How to Start a Women's Small Group

The support and love of a small circle of friends can nurture a woman in a unique way. The use of small groups in a women's ministry can provide acceptance, affirmation and accountability to those involved. Here's how to start a women's Bible study small group.

Woman reading the Bible on a picnic table

The support and love of a small circle of friends can nurture a woman in a unique way. This circle of friends can have multiple names—"small group," "life group" or "women's ministry"—but they all accomplish the same tasks: they provide acceptance, affirmation and accountabilty to those involved, and they are founded on the principles of the Bible.

You can begin a small-group ministry for women in your church and community. Keep these seven suggestions in mind.

1. Pray for one another and become sensitive to personal needs.

Prayer is key to any ministry, especially during the startup stage, when wisdom and guidance from the Lord are essential. A small prayer group may become the catalyst for other groups.

2. Survey the women of your church.

In order to identify needs and design appropriate groups, listen to the women of your church and community. In doing so, you may choose not to duplicate other groups and start new ones.

In any case, your local needs—not someone else's model—should determine your agenda.

3. Develop Bible study groups as a foundation.

Bible study is the most common type of women's small group.

A personal commitment to the Lord and His Word should be expressed through participation in systematic Bible study. Christian women are interested in spiritual growth and enrichment which can be promoted through group involvement.

4. Prioritize missions and community outreach.

Women's enrichment ministry should include missions groups with a focus on exciting and relevant education, awareness and involvement.

5. Work closely with your church staff.

Responsibility for leadership of the church has been assigned to staff members—seek their wise counsel.

Women's groups are part of the total church program.

6. Find and train dedicated leaders.

God will raise up women to give leadership to the groups in your church. Be alert for willing workers and assist them in training for their job.

Be particularly sensitive to women who have never held a leadership position. New ministries often uncover new leaders.

7. Hold a church-wide special event to promote the groups.

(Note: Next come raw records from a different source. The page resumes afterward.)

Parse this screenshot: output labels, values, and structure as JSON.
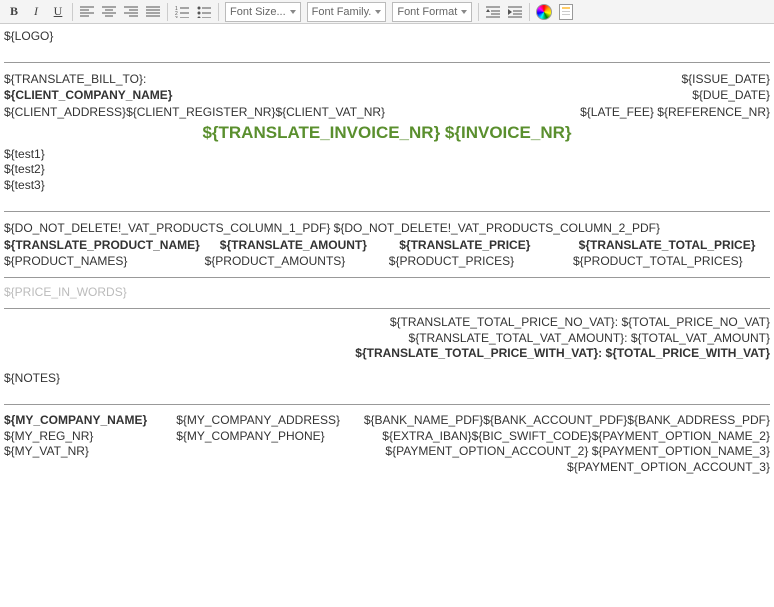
{
  "toolbar": {
    "font_size": "Font Size...",
    "font_family": "Font Family.",
    "font_format": "Font Format"
  },
  "doc": {
    "logo": "${LOGO}",
    "bill_to_label": "${TRANSLATE_BILL_TO}:",
    "client_company": "${CLIENT_COMPANY_NAME}",
    "client_address": "${CLIENT_ADDRESS}",
    "client_reg_nr": "${CLIENT_REGISTER_NR}",
    "client_vat_nr": "${CLIENT_VAT_NR}",
    "issue_date": "${ISSUE_DATE}",
    "due_date": "${DUE_DATE}",
    "late_fee": "${LATE_FEE}",
    "reference_nr": "${REFERENCE_NR}",
    "invoice_title_label": "${TRANSLATE_INVOICE_NR}",
    "invoice_title_nr": "${INVOICE_NR}",
    "test1": "${test1}",
    "test2": "${test2}",
    "test3": "${test3}",
    "col1_marker": "${DO_NOT_DELETE!_VAT_PRODUCTS_COLUMN_1_PDF}",
    "col2_marker": "${DO_NOT_DELETE!_VAT_PRODUCTS_COLUMN_2_PDF}",
    "th_product": "${TRANSLATE_PRODUCT_NAME}",
    "th_amount": "${TRANSLATE_AMOUNT}",
    "th_price": "${TRANSLATE_PRICE}",
    "th_total": "${TRANSLATE_TOTAL_PRICE}",
    "td_product": "${PRODUCT_NAMES}",
    "td_amount": "${PRODUCT_AMOUNTS}",
    "td_price": "${PRODUCT_PRICES}",
    "td_total": "${PRODUCT_TOTAL_PRICES}",
    "price_in_words": "${PRICE_IN_WORDS}",
    "tot_no_vat_label": "${TRANSLATE_TOTAL_PRICE_NO_VAT}:",
    "tot_no_vat_val": "${TOTAL_PRICE_NO_VAT}",
    "tot_vat_amt_label": "${TRANSLATE_TOTAL_VAT_AMOUNT}:",
    "tot_vat_amt_val": "${TOTAL_VAT_AMOUNT}",
    "tot_with_vat_label": "${TRANSLATE_TOTAL_PRICE_WITH_VAT}:",
    "tot_with_vat_val": "${TOTAL_PRICE_WITH_VAT}",
    "notes": "${NOTES}",
    "my_company": "${MY_COMPANY_NAME}",
    "my_reg_nr": "${MY_REG_NR}",
    "my_vat_nr": "${MY_VAT_NR}",
    "my_address": "${MY_COMPANY_ADDRESS}",
    "my_phone": "${MY_COMPANY_PHONE}",
    "bank_name": "${BANK_NAME_PDF}",
    "bank_account": "${BANK_ACCOUNT_PDF}",
    "bank_address": "${BANK_ADDRESS_PDF}",
    "extra_iban": "${EXTRA_IBAN}",
    "bic_swift": "${BIC_SWIFT_CODE}",
    "pay_opt_name2": "${PAYMENT_OPTION_NAME_2}",
    "pay_opt_acct2": "${PAYMENT_OPTION_ACCOUNT_2}",
    "pay_opt_name3": "${PAYMENT_OPTION_NAME_3}",
    "pay_opt_acct3": "${PAYMENT_OPTION_ACCOUNT_3}"
  }
}
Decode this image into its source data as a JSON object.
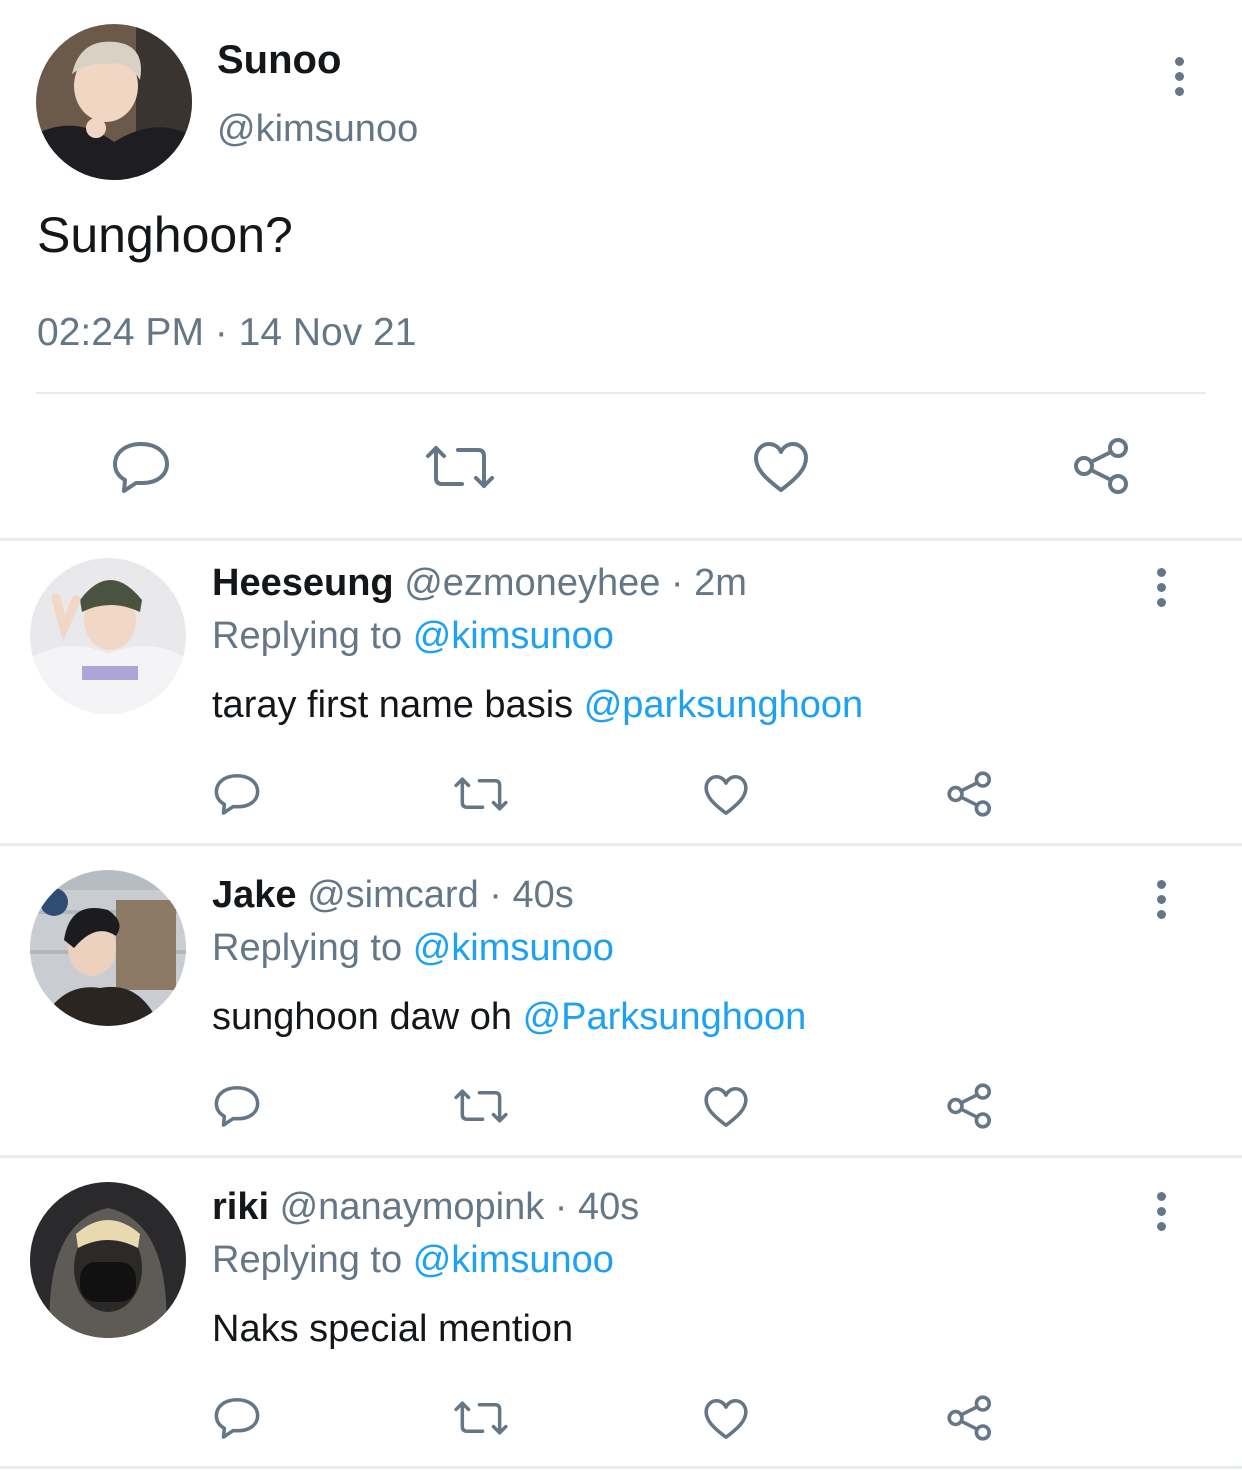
{
  "main_tweet": {
    "display_name": "Sunoo",
    "handle": "@kimsunoo",
    "text": "Sunghoon?",
    "time": "02:24 PM",
    "separator": "·",
    "date": "14 Nov 21"
  },
  "icons": {
    "reply": "speech-bubble-icon",
    "retweet": "retweet-arrows-icon",
    "like": "heart-icon",
    "share": "share-nodes-icon",
    "more": "vertical-dots-icon"
  },
  "colors": {
    "link": "#1da1f2",
    "secondary_text": "#657786",
    "divider": "#e6ecf0"
  },
  "replies": [
    {
      "display_name": "Heeseung",
      "handle": "@ezmoneyhee",
      "age": "· 2m",
      "replying_label": "Replying to",
      "replying_handle": "@kimsunoo",
      "text": "taray first name basis",
      "mention": "@parksunghoon"
    },
    {
      "display_name": "Jake",
      "handle": "@simcard",
      "age": "· 40s",
      "replying_label": "Replying to",
      "replying_handle": "@kimsunoo",
      "text": "sunghoon daw oh",
      "mention": "@Parksunghoon"
    },
    {
      "display_name": "riki",
      "handle": "@nanaymopink",
      "age": "· 40s",
      "replying_label": "Replying to",
      "replying_handle": "@kimsunoo",
      "text": "Naks special mention",
      "mention": ""
    }
  ]
}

Many women will respond to a one-time activity before making a longer-term commitment. A special event attracts a larger number of women who can learn about small-group opportunities.

For example, perhaps a "Preview Day" would be appropriate to overview options offered during this time frame. Offer information and register women on this day.

This article was adapted from a chapter in Women Reaching Women, a foundational resource for women's ministry leaders.

Continue Reading: Read More from LifeWay's Official Blog for Women's Ministry
 

Get Resources: Check Out These Resources for Women's Small Groups

 

Rhonda Kelley
Rhonda Harrington Kelley is the President’s Wife at New Orleans Baptist Theological Seminary in New Orleans, Louisiana. Rhonda was born in Tuscaloosa, Alabama and was raised in New Orleans. She is married to Dr. Chuck Kelley of Beaumont, Texas who became President of New Orleans Baptist Theological Seminary in 1996.She currently serves as Director of the Ministry Wife Program and Adjunct Professor of Women’s Ministry at New Orleans Baptist Theological Seminary as well as Associate Director of Innovative Evangelism. She is the author of several books including The Devotional for Women, Talking is a Gift, Life Lessons from Women of the Bible, and Divine Discipline. She was the managing editor for The Study Bible for Women as well as the Old Testament and New Testament Commentaries for Women published by Broadman-Holman. She has been called to minister to women through the local church.